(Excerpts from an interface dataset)
+---+
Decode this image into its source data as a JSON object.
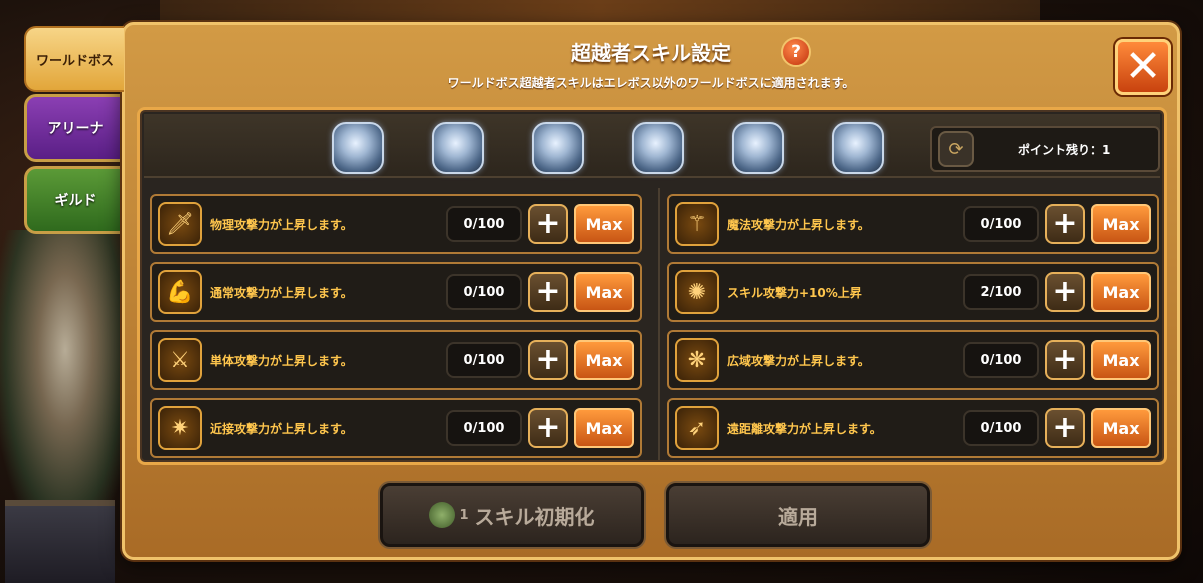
{
  "tabs": [
    {
      "label": "ワールドボス"
    },
    {
      "label": "アリーナ"
    },
    {
      "label": "ギルド"
    }
  ],
  "dialog": {
    "title": "超越者スキル設定",
    "help": "?",
    "subtitle": "ワールドボス超越者スキルはエレボス以外のワールドボスに適用されます。",
    "close": "✕"
  },
  "bosses": [
    {
      "icon": "lion-boss-icon"
    },
    {
      "icon": "helm-boss-icon"
    },
    {
      "icon": "dragon-boss-icon"
    },
    {
      "icon": "golem-boss-icon"
    },
    {
      "icon": "reaper-boss-icon"
    },
    {
      "icon": "horned-boss-icon"
    }
  ],
  "points": {
    "label": "ポイント残り：1",
    "icon": "refresh-icon"
  },
  "skills_left": [
    {
      "name": "物理攻撃力が上昇します。",
      "value": "0/100",
      "icon": "sword-icon"
    },
    {
      "name": "通常攻撃力が上昇します。",
      "value": "0/100",
      "icon": "arm-icon"
    },
    {
      "name": "単体攻撃力が上昇します。",
      "value": "0/100",
      "icon": "single-target-icon"
    },
    {
      "name": "近接攻撃力が上昇します。",
      "value": "0/100",
      "icon": "melee-icon"
    }
  ],
  "skills_right": [
    {
      "name": "魔法攻撃力が上昇します。",
      "value": "0/100",
      "icon": "staff-icon"
    },
    {
      "name": "スキル攻撃力+10%上昇",
      "value": "2/100",
      "icon": "skill-icon"
    },
    {
      "name": "広域攻撃力が上昇します。",
      "value": "0/100",
      "icon": "area-icon"
    },
    {
      "name": "遠距離攻撃力が上昇します。",
      "value": "0/100",
      "icon": "bow-icon"
    }
  ],
  "buttons": {
    "plus": "+",
    "max": "Max",
    "reset": "スキル初期化",
    "reset_cost": "1",
    "apply": "適用"
  }
}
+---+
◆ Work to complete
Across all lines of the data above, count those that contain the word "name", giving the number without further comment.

◆ Written response
8